While it's possible to work through these issues and learn to fight fair, there are some behaviors that I'd consider truly toxic deal breakers in a relationship. These behaviors are so serious that they prevent a couple from being able to develop a close relationship and a safe connection. One example of this is abuse. Any abuse — whether it is physical, emotional, or sexual — is totally unacceptable. If your partner has hit you once, there is always the possibility that he will do it again, and you will never be free to be totally honest with him or her again.
If you ever suspect you're in danger do not pass go and attempt to diagnose your relationship — prioritize seeking safety first and foremost.
Here, a few other toxic deal breakers in a relationship:
1. Emotional unavailability
Being slightly emotionally unavailable is common during the early phases of dating, but within a relationship it can be toxic. You can’t have a serious relationship with someone who is unable to be giving, loving, and present, or who constantly pushes you away — nor should you have to settle for someone who doesn't fulfill your emotional needs.
2. Addiction or compulsive behavior — unwillingness to get help
Wherever there is addiction or compulsivity, emotional intimacy cannot exist. This kind of behavior puts a wall between you and your partner. Enabling addiction and other dangerous, compulsive behaviors helps one person to self-destruct and causes the other to harbor toxic resentment.
While a partner who is working a strong 12-step program and is clean and sober can be in a healthy relationship, willingness to get help is key. If your partner has a serious problem that is hurting the relationship, you should not be expected to stand by and watch as he or she self-destructs.
3. Habitual cheating
Some people consider cheating to be a surefire relationship ender, but there is gray area. People make mistakes. While cheating is never okay, there is a big difference between someone who screws up once and someone who is a habitual cheater. The latter shows a pattern of hurtful behavior, poor impulse control, and a lack of honor. While you can teach relationship skills to your partner, you cannot teach character. What you see is what you get, no matter how much you may want to change it.

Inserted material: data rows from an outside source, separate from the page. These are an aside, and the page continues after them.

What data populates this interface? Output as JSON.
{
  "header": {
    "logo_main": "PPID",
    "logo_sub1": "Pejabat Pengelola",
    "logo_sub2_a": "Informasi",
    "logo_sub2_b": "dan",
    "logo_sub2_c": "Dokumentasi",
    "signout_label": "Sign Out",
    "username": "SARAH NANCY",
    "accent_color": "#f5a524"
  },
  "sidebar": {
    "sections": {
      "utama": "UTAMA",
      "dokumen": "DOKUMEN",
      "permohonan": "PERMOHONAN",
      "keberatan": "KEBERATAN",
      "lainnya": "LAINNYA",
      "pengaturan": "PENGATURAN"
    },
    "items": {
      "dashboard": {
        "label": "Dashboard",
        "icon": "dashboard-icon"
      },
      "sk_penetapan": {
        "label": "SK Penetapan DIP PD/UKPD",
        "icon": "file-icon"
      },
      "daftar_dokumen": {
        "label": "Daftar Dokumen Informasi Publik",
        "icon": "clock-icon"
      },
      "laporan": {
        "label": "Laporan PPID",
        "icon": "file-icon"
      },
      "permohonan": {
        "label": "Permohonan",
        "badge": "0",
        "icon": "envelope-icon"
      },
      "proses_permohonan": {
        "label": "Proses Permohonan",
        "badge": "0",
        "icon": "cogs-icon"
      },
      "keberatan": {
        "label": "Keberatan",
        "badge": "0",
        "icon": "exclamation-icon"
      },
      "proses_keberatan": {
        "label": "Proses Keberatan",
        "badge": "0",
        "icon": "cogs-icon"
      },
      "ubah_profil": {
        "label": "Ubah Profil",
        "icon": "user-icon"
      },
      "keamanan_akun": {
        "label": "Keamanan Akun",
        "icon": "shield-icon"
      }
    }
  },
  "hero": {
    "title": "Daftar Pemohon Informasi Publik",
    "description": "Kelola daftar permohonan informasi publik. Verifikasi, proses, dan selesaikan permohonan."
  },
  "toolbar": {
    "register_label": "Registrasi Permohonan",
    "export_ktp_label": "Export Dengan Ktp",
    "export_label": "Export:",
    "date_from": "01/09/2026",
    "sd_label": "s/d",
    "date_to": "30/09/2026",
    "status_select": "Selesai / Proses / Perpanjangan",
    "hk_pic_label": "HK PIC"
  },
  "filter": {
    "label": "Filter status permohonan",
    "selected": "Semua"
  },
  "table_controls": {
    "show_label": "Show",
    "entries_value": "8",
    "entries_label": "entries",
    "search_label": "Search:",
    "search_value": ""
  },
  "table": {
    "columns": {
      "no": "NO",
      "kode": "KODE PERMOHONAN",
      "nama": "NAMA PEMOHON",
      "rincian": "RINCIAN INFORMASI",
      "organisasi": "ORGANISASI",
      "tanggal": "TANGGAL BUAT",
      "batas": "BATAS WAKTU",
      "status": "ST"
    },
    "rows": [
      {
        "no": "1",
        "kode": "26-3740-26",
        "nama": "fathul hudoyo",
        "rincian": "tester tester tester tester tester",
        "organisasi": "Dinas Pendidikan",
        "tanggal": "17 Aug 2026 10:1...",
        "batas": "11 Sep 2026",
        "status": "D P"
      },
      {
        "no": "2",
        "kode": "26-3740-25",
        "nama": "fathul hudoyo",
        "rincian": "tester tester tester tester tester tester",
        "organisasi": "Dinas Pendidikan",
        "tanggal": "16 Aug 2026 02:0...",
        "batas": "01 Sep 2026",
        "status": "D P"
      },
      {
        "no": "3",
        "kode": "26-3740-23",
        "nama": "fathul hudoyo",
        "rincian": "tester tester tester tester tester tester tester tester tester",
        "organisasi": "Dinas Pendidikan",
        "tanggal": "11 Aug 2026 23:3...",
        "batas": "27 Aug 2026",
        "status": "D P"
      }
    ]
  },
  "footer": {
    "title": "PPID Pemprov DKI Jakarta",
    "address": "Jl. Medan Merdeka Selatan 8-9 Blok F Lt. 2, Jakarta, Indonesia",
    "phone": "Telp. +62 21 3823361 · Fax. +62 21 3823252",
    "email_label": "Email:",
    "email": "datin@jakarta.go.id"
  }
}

4. Compulsive lying
Compulsive lying is another sign of a toxic relationship, which may also present itself with cheating or addiction, if your partner attempts to cover up their behavior with continuous deceit. Whether it is a sign of a lack of conscience or a full-blown antisocial personality disorder, this is a sign of a toxic relationship, and should be a deal breaker. If you can’t trust your partner to tell the truth, your relationship is doomed.
As hard as it can be to leave any relationship, if you're in a toxic relationship that's destructive to your well-being, the only option is to leave.